No. 35 Albert Street

Image:Jenny Barsley

Posted - November 02, 1998

Former School

This artists’ studio was built in 1840 as a school for Wesleyan boys, and was connected with the nearby chapel in Cranham Street (now the Green College laboratory). The house at the corner with Cranham Street was occupied by the headmaster. The 1847 Education Act declared, however, that boys and girls had to be educated together. Since the building was too small to take more pupils it had to close as a school.

It was then taken over by a coal merchant who kept his horses in the lower part and his stock in the upper part. The building still has the hook used to hoist the bags up and down. In 1917 one wall began to collapse and the building had to be shored up with girders and railway sleepers.

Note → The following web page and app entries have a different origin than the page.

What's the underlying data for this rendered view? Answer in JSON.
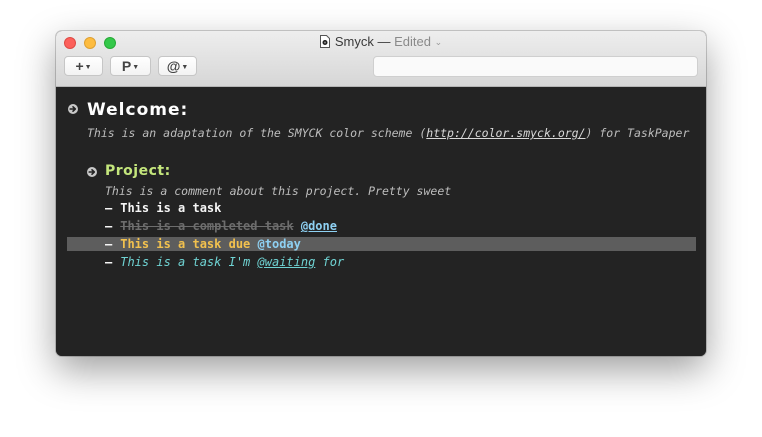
{
  "window": {
    "title": "Smyck",
    "separator": "—",
    "status": "Edited",
    "status_chevron": "⌄"
  },
  "toolbar": {
    "add_label": "+",
    "project_label": "P",
    "tag_label": "@",
    "menu_caret": "▼",
    "search_placeholder": ""
  },
  "document": {
    "heading": "Welcome:",
    "heading_note_before": "This is an adaptation of the SMYCK color scheme (",
    "heading_note_link": "http://color.smyck.org/",
    "heading_note_after": ") for TaskPaper",
    "project": {
      "title": "Project:",
      "note": "This is a comment about this project. Pretty sweet",
      "dash": "–",
      "tasks": [
        {
          "text": "This is a task"
        },
        {
          "text": "This is a completed task",
          "tag": "@done"
        },
        {
          "text": "This is a task due",
          "tag": "@today"
        },
        {
          "text_before": "This is a task I'm",
          "tag": "@waiting",
          "text_after": "for"
        }
      ]
    }
  },
  "colors": {
    "editor_background": "#232323",
    "heading": "#ffffff",
    "project": "#c4e67c",
    "tag": "#8ed1f3",
    "today": "#f2c14e",
    "waiting": "#6fd3d3",
    "done": "#6d6d6d",
    "highlight": "#5d5d5d"
  },
  "icons": {
    "heading_bullet": "arrow-circle-icon",
    "project_bullet": "arrow-circle-icon",
    "document": "document-icon"
  }
}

The next occupant was an upholsterer, until in the 1950s Faulkners (currently in the Botley Road) bought it to use as a motorcycle workshop. But local people complained about the noise from the machines and the Council refused to let them continue using it for this purpose.

Then it was bought by the present owner, the writer and artist, Tinker Mather who lives in Allam Street and who engaged Ian Miller to redesign the interior. Mrs Mather no longer uses the building herself but lets it out to other artists, including Tom Wise and Helen Ganley.

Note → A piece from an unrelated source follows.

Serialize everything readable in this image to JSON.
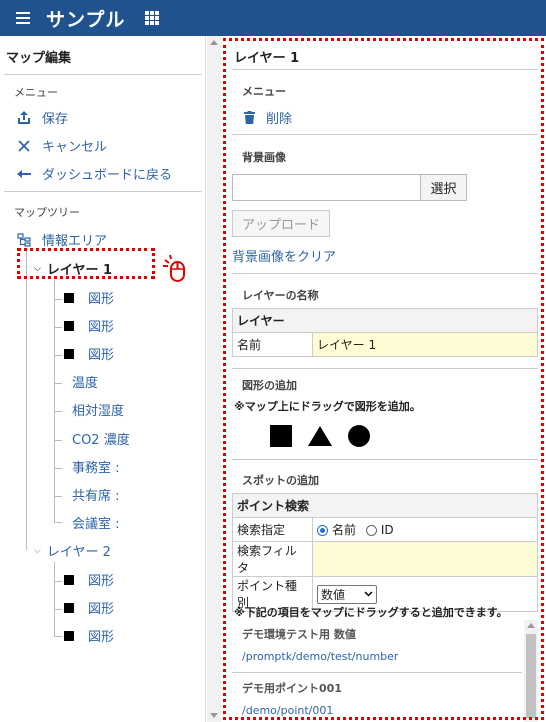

Author: Jenny Barsley

Did you know?

Where the name Jericho comes from?

The name Jericho is probably taken from the parable of the Good Samaritan. Traditionally the name was given to places where travellers who arrived after the town gates had closed at sunset could find lodgings overnight.

Why Hart Street?

Hart Street was named after the Printer to the University 1883-1915.